Across the listing, count the lines that include the string "icon". Give nothing besides the number.

== Segment start ==

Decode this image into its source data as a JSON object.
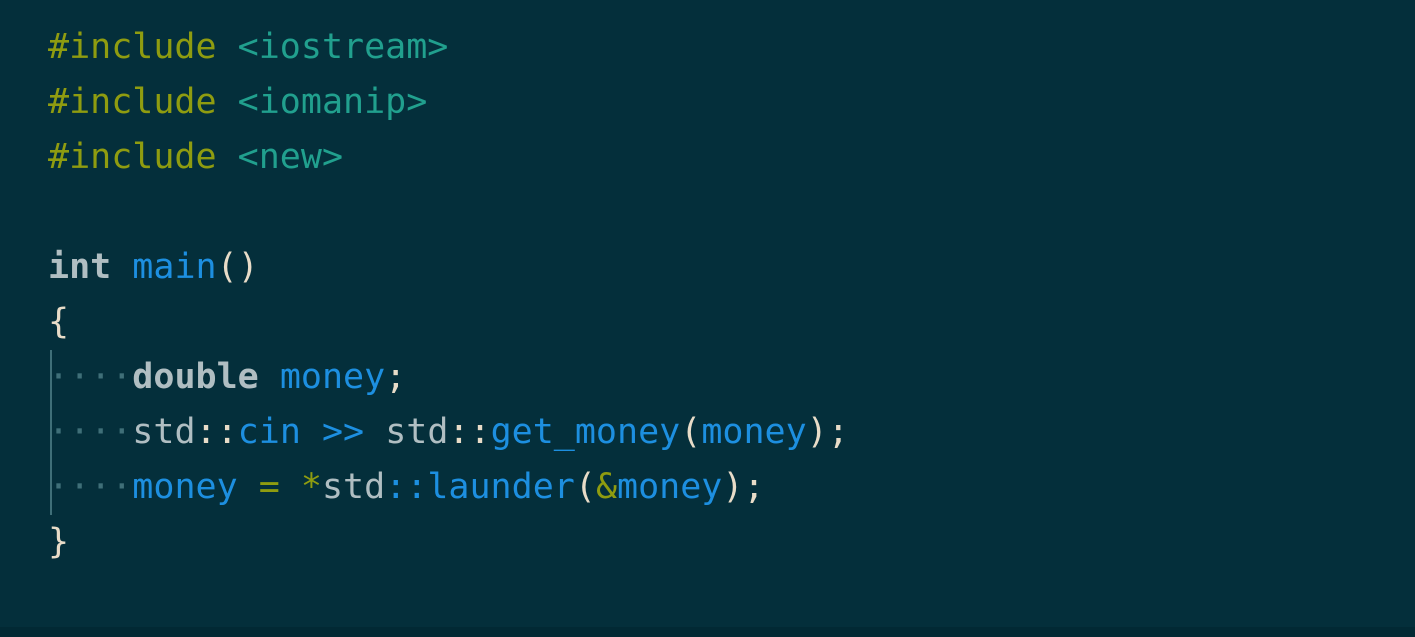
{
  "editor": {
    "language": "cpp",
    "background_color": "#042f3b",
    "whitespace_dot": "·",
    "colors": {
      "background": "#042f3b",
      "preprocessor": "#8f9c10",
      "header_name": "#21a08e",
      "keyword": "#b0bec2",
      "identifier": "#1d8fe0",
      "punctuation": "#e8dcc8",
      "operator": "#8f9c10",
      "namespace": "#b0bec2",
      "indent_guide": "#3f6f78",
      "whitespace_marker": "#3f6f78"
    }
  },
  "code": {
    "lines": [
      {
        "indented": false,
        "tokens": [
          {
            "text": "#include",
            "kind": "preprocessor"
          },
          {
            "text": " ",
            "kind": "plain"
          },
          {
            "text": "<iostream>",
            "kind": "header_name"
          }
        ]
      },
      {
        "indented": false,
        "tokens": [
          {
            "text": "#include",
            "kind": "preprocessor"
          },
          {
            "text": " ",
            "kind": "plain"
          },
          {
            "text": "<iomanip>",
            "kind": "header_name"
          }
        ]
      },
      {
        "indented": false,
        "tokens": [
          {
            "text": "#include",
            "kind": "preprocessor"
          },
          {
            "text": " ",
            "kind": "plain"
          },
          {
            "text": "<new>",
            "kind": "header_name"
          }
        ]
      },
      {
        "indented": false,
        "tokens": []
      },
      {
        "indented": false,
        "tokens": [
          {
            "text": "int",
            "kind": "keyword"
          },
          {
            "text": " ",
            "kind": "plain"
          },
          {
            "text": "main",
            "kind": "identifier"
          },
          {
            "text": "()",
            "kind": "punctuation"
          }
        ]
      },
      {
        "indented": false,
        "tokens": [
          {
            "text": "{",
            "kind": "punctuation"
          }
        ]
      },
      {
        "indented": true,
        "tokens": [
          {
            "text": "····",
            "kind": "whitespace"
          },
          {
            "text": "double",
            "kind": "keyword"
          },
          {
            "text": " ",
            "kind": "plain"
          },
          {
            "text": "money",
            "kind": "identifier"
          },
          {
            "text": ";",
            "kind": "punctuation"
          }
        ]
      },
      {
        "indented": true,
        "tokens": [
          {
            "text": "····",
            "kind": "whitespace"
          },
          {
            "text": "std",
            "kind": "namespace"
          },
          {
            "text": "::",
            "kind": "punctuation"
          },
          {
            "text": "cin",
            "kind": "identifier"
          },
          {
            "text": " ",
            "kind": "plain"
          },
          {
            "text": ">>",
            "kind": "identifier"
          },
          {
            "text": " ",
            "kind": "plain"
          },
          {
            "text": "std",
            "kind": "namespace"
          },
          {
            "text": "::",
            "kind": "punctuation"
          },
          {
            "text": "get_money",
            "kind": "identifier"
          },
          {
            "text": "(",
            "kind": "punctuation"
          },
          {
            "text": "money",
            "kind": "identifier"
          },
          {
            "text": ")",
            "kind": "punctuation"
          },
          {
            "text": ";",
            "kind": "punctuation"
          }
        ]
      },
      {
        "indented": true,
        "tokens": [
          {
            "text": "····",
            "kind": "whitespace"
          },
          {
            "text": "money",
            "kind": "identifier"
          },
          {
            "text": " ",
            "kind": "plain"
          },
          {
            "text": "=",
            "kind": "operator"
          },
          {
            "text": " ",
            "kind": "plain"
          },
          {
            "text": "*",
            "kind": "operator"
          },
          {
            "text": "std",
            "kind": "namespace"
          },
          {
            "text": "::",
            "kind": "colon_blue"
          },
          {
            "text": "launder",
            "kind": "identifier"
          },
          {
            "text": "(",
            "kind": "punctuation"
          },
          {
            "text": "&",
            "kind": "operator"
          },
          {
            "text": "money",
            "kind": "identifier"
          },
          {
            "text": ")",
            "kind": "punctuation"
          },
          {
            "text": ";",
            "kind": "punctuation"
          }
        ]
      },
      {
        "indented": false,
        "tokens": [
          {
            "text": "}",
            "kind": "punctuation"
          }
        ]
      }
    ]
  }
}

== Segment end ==
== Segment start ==

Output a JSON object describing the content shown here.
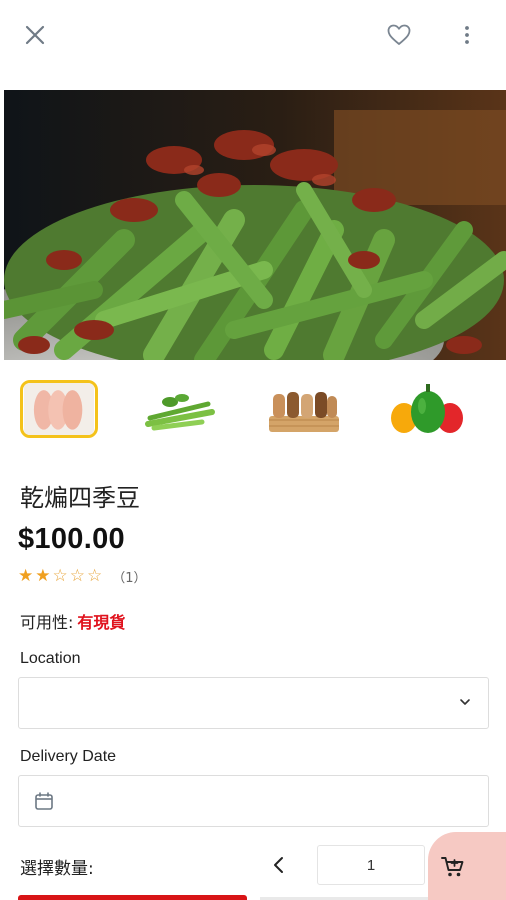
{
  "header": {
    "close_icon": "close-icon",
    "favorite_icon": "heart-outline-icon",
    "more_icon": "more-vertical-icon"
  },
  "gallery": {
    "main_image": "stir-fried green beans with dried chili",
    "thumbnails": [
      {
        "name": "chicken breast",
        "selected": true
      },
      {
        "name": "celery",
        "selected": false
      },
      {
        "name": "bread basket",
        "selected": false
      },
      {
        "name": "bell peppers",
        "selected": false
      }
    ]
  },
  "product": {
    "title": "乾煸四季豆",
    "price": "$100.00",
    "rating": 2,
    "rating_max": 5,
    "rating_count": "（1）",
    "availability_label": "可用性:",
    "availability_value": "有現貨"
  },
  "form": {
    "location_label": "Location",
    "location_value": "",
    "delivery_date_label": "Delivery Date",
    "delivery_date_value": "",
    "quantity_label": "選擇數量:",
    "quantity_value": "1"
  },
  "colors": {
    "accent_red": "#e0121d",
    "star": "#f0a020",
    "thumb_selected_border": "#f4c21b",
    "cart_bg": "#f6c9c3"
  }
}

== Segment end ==

[ANSWER TO THIS EXERCISE]: 3